Since the deal, Senosis has merged with Google’s hardware unit and its Google Home division, which is responsible for the development of smart gadgets, such as smart speakers. The company’s products range from app to check a user’s haemoglobin count through a smartphone camera.
Named HemaApp, the SpiroSmart technology also utilises the microphone app to measure lung capacity and overall function when looking to diagnose conditions such as asthma. A third is checking for newborn jaundice.
However, recent reports by CNBC have found that Nest are looking at ways to target the growing ageing population, noting that this market is set to grow further in the next 20 years. The use of motion sensors could become an essential way of supporting those remain in their homes, as well as automatic lighting if users have a fall in the night time.
Tech giants, such as Amazon, Apple, Fitbit and Google, with its division Verily, are all also looking at this lucrative market by developing new consumer technologies.
Birdie aims to reinvent elderly care with tech
British startup Birdie has announced it has raised £8.2 million to invest in innovation and scale up the business.

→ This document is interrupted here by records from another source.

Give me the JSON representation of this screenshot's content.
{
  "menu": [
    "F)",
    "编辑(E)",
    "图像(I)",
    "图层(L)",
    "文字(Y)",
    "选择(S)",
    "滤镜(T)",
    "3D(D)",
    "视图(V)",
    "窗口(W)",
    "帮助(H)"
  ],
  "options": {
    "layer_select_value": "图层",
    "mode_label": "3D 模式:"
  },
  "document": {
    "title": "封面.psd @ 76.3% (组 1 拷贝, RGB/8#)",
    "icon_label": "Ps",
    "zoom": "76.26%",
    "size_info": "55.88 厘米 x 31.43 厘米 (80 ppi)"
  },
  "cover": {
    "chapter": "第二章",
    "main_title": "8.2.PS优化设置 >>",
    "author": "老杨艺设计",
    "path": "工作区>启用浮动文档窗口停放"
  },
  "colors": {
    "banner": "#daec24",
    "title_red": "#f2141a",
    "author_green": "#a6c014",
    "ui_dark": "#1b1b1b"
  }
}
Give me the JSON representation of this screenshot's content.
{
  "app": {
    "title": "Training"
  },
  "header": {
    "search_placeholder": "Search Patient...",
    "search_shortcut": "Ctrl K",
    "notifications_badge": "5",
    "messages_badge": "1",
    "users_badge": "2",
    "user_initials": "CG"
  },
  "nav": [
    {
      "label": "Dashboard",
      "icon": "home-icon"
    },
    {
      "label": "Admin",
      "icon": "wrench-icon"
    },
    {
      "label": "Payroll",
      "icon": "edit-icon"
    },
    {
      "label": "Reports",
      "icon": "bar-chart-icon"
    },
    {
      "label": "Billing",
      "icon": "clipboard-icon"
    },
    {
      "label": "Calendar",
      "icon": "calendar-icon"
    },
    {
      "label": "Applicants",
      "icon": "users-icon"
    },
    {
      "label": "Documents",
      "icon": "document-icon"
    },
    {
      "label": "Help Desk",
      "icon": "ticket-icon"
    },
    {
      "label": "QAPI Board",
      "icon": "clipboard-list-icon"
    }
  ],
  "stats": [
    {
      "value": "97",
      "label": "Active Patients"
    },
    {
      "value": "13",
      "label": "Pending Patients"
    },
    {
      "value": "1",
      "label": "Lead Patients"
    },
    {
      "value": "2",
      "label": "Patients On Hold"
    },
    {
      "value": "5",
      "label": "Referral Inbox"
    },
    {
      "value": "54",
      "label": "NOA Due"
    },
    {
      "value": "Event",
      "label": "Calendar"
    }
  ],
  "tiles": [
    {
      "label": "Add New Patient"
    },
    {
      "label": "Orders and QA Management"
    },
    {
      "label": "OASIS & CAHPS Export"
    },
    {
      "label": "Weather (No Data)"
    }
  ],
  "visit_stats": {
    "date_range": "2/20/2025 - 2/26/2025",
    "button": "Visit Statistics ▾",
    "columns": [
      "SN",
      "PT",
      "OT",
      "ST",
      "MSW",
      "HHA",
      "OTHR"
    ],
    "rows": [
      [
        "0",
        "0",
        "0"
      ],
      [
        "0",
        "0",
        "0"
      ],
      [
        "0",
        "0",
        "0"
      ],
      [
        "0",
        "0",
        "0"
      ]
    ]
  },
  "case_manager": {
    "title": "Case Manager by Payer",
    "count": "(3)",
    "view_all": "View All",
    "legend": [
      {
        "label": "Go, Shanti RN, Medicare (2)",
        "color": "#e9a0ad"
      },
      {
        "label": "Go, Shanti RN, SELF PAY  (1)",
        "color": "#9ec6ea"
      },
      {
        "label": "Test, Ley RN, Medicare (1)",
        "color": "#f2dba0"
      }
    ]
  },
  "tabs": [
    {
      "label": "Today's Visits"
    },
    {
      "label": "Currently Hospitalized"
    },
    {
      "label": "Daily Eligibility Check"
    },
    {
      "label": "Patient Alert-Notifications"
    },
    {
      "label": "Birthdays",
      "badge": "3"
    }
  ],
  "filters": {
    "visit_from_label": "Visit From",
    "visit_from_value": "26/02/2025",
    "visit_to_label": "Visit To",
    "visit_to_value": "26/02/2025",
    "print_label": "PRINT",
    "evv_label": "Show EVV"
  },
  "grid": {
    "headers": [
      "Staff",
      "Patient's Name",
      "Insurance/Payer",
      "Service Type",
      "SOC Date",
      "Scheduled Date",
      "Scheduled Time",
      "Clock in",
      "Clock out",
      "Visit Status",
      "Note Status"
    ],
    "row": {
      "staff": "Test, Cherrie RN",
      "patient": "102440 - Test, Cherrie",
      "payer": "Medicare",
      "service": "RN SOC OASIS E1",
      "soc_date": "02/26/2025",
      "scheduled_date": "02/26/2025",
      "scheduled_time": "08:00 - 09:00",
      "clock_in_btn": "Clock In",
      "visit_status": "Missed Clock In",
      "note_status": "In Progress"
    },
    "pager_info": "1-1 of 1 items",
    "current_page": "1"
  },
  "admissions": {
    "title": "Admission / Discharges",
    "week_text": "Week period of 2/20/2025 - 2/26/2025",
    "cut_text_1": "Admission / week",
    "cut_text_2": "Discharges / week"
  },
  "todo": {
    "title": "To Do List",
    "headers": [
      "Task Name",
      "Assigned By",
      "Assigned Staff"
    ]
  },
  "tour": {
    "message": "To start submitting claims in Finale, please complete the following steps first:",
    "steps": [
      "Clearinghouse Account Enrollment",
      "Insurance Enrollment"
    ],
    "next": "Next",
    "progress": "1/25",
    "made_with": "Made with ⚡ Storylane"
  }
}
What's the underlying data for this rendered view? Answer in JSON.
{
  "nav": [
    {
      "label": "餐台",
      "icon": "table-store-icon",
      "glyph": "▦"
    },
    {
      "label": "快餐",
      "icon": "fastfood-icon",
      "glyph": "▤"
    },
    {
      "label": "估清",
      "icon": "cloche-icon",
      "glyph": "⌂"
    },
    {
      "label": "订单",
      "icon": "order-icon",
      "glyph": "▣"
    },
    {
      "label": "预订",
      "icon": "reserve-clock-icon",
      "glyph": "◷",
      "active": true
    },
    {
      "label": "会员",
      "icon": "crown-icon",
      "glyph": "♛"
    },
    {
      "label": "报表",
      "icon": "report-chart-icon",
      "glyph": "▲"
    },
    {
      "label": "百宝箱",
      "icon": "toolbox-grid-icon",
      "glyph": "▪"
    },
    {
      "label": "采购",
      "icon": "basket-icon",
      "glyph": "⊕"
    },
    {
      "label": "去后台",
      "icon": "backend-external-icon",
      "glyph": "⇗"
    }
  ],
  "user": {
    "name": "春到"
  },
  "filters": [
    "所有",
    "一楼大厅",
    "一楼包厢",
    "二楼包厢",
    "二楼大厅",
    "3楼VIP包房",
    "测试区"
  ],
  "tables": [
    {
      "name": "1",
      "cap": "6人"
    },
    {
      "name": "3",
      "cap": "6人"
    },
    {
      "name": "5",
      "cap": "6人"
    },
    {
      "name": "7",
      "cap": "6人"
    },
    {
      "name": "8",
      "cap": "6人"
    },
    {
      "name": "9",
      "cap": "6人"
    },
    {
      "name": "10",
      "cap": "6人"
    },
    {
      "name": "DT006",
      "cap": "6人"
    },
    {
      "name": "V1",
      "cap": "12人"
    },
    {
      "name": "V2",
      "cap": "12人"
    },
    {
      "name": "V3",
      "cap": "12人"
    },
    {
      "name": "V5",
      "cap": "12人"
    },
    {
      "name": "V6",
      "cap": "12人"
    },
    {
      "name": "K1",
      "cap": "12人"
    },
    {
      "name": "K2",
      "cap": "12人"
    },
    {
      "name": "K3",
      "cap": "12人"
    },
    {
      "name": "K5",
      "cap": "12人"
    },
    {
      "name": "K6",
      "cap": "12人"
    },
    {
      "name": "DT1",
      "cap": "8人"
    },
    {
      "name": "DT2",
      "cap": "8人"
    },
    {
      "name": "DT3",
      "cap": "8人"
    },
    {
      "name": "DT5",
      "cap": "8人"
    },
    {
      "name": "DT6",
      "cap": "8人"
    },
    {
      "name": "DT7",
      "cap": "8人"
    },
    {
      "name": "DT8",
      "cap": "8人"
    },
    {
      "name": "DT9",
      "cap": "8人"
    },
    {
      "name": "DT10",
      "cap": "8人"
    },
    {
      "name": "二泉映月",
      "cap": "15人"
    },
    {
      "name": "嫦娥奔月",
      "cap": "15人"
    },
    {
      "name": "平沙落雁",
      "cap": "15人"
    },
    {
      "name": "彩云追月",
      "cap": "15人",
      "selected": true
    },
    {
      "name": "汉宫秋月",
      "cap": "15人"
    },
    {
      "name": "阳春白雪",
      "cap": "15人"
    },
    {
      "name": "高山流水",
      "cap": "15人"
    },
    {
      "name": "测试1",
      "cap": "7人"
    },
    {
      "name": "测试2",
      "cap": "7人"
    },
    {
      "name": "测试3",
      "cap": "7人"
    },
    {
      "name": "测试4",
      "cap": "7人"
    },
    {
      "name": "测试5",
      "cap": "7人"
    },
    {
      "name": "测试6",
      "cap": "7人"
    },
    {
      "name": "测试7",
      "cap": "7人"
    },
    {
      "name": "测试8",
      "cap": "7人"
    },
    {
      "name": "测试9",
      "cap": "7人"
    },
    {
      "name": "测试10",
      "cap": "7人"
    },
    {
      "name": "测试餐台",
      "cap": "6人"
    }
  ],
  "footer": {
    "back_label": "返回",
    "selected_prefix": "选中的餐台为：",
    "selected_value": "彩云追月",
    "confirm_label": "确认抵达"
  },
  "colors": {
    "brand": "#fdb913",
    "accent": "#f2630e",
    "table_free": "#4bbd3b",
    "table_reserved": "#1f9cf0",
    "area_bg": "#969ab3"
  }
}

The company's announcement is timely as it follows the criticism of the UK government over their lack of a plan for social care, despite acknowledging the sector is in crisis - around a quarter of the UK's home care providers are on the brink of bankruptcy due to a lack of funds and staffing.
Birdie was born with a mission to "radically improve the lives of millions of older adults", by using app-based solutions, IoT and machine learning to put preventative care at the forefront. The company was founded by Max Parmentier, after experiencing his own frustrations with the care system - his grandfather struggled with the impact of life in a care home, but lacked any other option.
In 2017 Parmentier partnered with venture builder Kamet Ventures to set up Birdie, in a bid to fix this problem. Since then, Birdie has partnered with almost 500 providers across the UK, and supports more than 20,000 older people every week. In the past 12 months alone the number of people Birdie supports has got six times greater.
Birdie’s solution is an app to help care providers deliver more coordinated, personalised and preventative care, by giving them access to digital assessments, medication scheduling and planning tools. By using digital tools to take care of admin, staff have more time to spend with their care recipients.
The new investment will be used to fund Birdie’s next phase of growth in the UK, as the company scales to meet the rapidly growing demand of the aging population. The company will also invest in product innovation, creating new features to address customer requests.
In addition, Birdie is piloting new care models, including partnering with the NHS to identify COVID-19 symptoms, building predictive pharmacy models with AI, and helping health authorities to detect early warning signs of patients’ health risks.
Internally, Birdie is committed to having a progressive company ethos. All salaries are transparent, and staff work asynchronously to maximise flexibility and equity. Staff members also volunteer in their local community during office hours, and the company offsets all its emissions.
These efforts have led to numerous awards, including having the best SME culture in the UK, an Honorable Mention in the Health category of Fast Company’s 2021 World Changing Ideas Awards, and innovation in care at the LangBuisson awards.
“We believe the future of care for older people should be helping them to live at home for as long as possible through the delivery of personalised and preventative care" Parmentier said.
"Birdie is already the partner of choice for caregivers up and down the UK, and this new funding will help us rapidly increase the number we partner with and what we can offer them - meaning more people benefiting from more affordable, quality care. We’re proud of our mission and the values we embody to pursue it.”